── ENTRIES SHOWN

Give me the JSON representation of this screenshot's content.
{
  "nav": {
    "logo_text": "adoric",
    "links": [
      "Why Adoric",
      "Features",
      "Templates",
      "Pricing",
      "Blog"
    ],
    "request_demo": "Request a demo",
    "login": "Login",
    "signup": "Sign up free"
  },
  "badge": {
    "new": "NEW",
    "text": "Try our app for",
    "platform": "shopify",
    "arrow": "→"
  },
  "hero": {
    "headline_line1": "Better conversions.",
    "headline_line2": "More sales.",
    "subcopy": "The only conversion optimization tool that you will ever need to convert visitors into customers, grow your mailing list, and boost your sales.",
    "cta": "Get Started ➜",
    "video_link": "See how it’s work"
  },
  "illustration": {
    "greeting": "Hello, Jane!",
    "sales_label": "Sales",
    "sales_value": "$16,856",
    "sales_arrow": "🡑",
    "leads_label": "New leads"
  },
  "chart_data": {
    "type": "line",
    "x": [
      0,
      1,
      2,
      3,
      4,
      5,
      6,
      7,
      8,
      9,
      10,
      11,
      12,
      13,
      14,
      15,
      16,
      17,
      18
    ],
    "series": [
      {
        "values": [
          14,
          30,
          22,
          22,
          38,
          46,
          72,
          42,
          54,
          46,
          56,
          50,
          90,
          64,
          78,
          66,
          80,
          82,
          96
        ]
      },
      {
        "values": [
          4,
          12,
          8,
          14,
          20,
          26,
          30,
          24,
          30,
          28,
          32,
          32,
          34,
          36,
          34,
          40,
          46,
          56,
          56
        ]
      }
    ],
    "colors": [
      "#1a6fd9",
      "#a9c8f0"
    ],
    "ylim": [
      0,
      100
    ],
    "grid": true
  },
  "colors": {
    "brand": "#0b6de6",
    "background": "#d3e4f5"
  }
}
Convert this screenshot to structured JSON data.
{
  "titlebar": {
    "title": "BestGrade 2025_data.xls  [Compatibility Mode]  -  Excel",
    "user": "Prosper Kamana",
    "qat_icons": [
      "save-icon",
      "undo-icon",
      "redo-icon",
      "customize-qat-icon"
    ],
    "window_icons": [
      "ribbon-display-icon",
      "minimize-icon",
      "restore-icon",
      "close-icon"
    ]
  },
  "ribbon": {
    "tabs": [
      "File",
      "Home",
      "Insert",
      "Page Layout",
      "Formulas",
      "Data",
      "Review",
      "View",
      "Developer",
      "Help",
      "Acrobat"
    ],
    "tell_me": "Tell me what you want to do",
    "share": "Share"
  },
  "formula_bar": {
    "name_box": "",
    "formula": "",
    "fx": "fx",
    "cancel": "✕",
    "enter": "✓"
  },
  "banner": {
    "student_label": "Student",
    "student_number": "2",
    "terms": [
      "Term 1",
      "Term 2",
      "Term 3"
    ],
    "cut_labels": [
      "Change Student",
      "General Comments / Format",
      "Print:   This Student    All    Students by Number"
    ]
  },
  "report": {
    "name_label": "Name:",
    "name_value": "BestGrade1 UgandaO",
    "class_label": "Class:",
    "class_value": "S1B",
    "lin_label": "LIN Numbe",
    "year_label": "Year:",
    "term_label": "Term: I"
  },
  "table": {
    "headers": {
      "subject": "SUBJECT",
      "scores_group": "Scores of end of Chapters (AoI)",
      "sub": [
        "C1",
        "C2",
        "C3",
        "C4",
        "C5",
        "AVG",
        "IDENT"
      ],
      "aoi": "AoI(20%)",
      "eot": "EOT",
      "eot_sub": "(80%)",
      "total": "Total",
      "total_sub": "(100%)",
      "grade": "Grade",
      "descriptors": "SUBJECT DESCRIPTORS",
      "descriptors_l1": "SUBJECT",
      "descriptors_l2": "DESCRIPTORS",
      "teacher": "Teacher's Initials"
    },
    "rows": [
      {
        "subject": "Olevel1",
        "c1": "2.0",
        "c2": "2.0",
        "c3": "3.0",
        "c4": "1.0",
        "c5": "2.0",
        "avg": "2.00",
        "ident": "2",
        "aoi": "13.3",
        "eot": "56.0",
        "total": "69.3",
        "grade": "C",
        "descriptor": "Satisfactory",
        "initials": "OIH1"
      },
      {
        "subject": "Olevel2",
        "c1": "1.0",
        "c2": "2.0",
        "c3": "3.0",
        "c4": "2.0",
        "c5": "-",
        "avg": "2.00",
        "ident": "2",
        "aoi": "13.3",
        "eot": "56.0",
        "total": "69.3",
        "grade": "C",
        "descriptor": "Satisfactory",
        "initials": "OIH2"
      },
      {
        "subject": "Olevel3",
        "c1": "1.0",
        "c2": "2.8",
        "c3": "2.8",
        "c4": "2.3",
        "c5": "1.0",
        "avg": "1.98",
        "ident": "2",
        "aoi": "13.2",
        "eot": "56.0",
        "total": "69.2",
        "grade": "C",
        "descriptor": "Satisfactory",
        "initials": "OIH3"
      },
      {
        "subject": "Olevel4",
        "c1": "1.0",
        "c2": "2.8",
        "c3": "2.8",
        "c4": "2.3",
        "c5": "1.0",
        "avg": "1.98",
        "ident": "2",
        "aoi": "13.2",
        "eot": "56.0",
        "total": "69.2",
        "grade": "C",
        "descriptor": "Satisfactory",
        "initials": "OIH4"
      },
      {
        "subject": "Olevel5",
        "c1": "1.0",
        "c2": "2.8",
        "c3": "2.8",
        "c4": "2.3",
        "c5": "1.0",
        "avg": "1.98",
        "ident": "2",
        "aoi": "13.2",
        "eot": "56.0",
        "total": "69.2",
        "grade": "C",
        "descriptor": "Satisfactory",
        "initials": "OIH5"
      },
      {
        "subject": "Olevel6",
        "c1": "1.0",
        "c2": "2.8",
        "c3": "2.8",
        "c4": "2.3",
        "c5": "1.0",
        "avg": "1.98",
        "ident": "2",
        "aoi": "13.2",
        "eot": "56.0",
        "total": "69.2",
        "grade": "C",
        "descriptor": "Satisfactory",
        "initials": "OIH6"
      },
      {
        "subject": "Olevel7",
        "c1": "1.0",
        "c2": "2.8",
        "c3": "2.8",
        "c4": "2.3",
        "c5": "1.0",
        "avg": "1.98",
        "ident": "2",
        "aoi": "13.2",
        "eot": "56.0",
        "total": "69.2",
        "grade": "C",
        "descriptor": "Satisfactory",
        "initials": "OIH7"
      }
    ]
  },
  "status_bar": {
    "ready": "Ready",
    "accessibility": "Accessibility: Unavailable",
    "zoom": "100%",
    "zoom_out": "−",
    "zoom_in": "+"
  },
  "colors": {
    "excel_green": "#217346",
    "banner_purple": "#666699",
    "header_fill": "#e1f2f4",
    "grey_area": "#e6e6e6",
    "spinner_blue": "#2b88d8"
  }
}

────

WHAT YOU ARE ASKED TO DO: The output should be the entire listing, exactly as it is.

SOLUTION TO THIS EXERCISE:
Give me the JSON representation of this screenshot's content.
{
  "nav": {
    "logo_text": "adoric",
    "links": [
      "Why Adoric",
      "Features",
      "Templates",
      "Pricing",
      "Blog"
    ],
    "request_demo": "Request a demo",
    "login": "Login",
    "signup": "Sign up free"
  },
  "badge": {
    "new": "NEW",
    "text": "Try our app for",
    "platform": "shopify",
    "arrow": "→"
  },
  "hero": {
    "headline_line1": "Better conversions.",
    "headline_line2": "More sales.",
    "subcopy": "The only conversion optimization tool that you will ever need to convert visitors into customers, grow your mailing list, and boost your sales.",
    "cta": "Get Started ➜",
    "video_link": "See how it’s work"
  },
  "illustration": {
    "greeting": "Hello, Jane!",
    "sales_label": "Sales",
    "sales_value": "$16,856",
    "sales_arrow": "🡑",
    "leads_label": "New leads"
  },
  "chart_data": {
    "type": "line",
    "x": [
      0,
      1,
      2,
      3,
      4,
      5,
      6,
      7,
      8,
      9,
      10,
      11,
      12,
      13,
      14,
      15,
      16,
      17,
      18
    ],
    "series": [
      {
        "values": [
          14,
          30,
          22,
          22,
          38,
          46,
          72,
          42,
          54,
          46,
          56,
          50,
          90,
          64,
          78,
          66,
          80,
          82,
          96
        ]
      },
      {
        "values": [
          4,
          12,
          8,
          14,
          20,
          26,
          30,
          24,
          30,
          28,
          32,
          32,
          34,
          36,
          34,
          40,
          46,
          56,
          56
        ]
      }
    ],
    "colors": [
      "#1a6fd9",
      "#a9c8f0"
    ],
    "ylim": [
      0,
      100
    ],
    "grid": true
  },
  "colors": {
    "brand": "#0b6de6",
    "background": "#d3e4f5"
  }
}
Convert this screenshot to structured JSON data.
{
  "titlebar": {
    "title": "BestGrade 2025_data.xls  [Compatibility Mode]  -  Excel",
    "user": "Prosper Kamana",
    "qat_icons": [
      "save-icon",
      "undo-icon",
      "redo-icon",
      "customize-qat-icon"
    ],
    "window_icons": [
      "ribbon-display-icon",
      "minimize-icon",
      "restore-icon",
      "close-icon"
    ]
  },
  "ribbon": {
    "tabs": [
      "File",
      "Home",
      "Insert",
      "Page Layout",
      "Formulas",
      "Data",
      "Review",
      "View",
      "Developer",
      "Help",
      "Acrobat"
    ],
    "tell_me": "Tell me what you want to do",
    "share": "Share"
  },
  "formula_bar": {
    "name_box": "",
    "formula": "",
    "fx": "fx",
    "cancel": "✕",
    "enter": "✓"
  },
  "banner": {
    "student_label": "Student",
    "student_number": "2",
    "terms": [
      "Term 1",
      "Term 2",
      "Term 3"
    ],
    "cut_labels": [
      "Change Student",
      "General Comments / Format",
      "Print:   This Student    All    Students by Number"
    ]
  },
  "report": {
    "name_label": "Name:",
    "name_value": "BestGrade1 UgandaO",
    "class_label": "Class:",
    "class_value": "S1B",
    "lin_label": "LIN Numbe",
    "year_label": "Year:",
    "term_label": "Term: I"
  },
  "table": {
    "headers": {
      "subject": "SUBJECT",
      "scores_group": "Scores of end of Chapters (AoI)",
      "sub": [
        "C1",
        "C2",
        "C3",
        "C4",
        "C5",
        "AVG",
        "IDENT"
      ],
      "aoi": "AoI(20%)",
      "eot": "EOT",
      "eot_sub": "(80%)",
      "total": "Total",
      "total_sub": "(100%)",
      "grade": "Grade",
      "descriptors": "SUBJECT DESCRIPTORS",
      "descriptors_l1": "SUBJECT",
      "descriptors_l2": "DESCRIPTORS",
      "teacher": "Teacher's Initials"
    },
    "rows": [
      {
        "subject": "Olevel1",
        "c1": "2.0",
        "c2": "2.0",
        "c3": "3.0",
        "c4": "1.0",
        "c5": "2.0",
        "avg": "2.00",
        "ident": "2",
        "aoi": "13.3",
        "eot": "56.0",
        "total": "69.3",
        "grade": "C",
        "descriptor": "Satisfactory",
        "initials": "OIH1"
      },
      {
        "subject": "Olevel2",
        "c1": "1.0",
        "c2": "2.0",
        "c3": "3.0",
        "c4": "2.0",
        "c5": "-",
        "avg": "2.00",
        "ident": "2",
        "aoi": "13.3",
        "eot": "56.0",
        "total": "69.3",
        "grade": "C",
        "descriptor": "Satisfactory",
        "initials": "OIH2"
      },
      {
        "subject": "Olevel3",
        "c1": "1.0",
        "c2": "2.8",
        "c3": "2.8",
        "c4": "2.3",
        "c5": "1.0",
        "avg": "1.98",
        "ident": "2",
        "aoi": "13.2",
        "eot": "56.0",
        "total": "69.2",
        "grade": "C",
        "descriptor": "Satisfactory",
        "initials": "OIH3"
      },
      {
        "subject": "Olevel4",
        "c1": "1.0",
        "c2": "2.8",
        "c3": "2.8",
        "c4": "2.3",
        "c5": "1.0",
        "avg": "1.98",
        "ident": "2",
        "aoi": "13.2",
        "eot": "56.0",
        "total": "69.2",
        "grade": "C",
        "descriptor": "Satisfactory",
        "initials": "OIH4"
      },
      {
        "subject": "Olevel5",
        "c1": "1.0",
        "c2": "2.8",
        "c3": "2.8",
        "c4": "2.3",
        "c5": "1.0",
        "avg": "1.98",
        "ident": "2",
        "aoi": "13.2",
        "eot": "56.0",
        "total": "69.2",
        "grade": "C",
        "descriptor": "Satisfactory",
        "initials": "OIH5"
      },
      {
        "subject": "Olevel6",
        "c1": "1.0",
        "c2": "2.8",
        "c3": "2.8",
        "c4": "2.3",
        "c5": "1.0",
        "avg": "1.98",
        "ident": "2",
        "aoi": "13.2",
        "eot": "56.0",
        "total": "69.2",
        "grade": "C",
        "descriptor": "Satisfactory",
        "initials": "OIH6"
      },
      {
        "subject": "Olevel7",
        "c1": "1.0",
        "c2": "2.8",
        "c3": "2.8",
        "c4": "2.3",
        "c5": "1.0",
        "avg": "1.98",
        "ident": "2",
        "aoi": "13.2",
        "eot": "56.0",
        "total": "69.2",
        "grade": "C",
        "descriptor": "Satisfactory",
        "initials": "OIH7"
      }
    ]
  },
  "status_bar": {
    "ready": "Ready",
    "accessibility": "Accessibility: Unavailable",
    "zoom": "100%",
    "zoom_out": "−",
    "zoom_in": "+"
  },
  "colors": {
    "excel_green": "#217346",
    "banner_purple": "#666699",
    "header_fill": "#e1f2f4",
    "grey_area": "#e6e6e6",
    "spinner_blue": "#2b88d8"
  }
}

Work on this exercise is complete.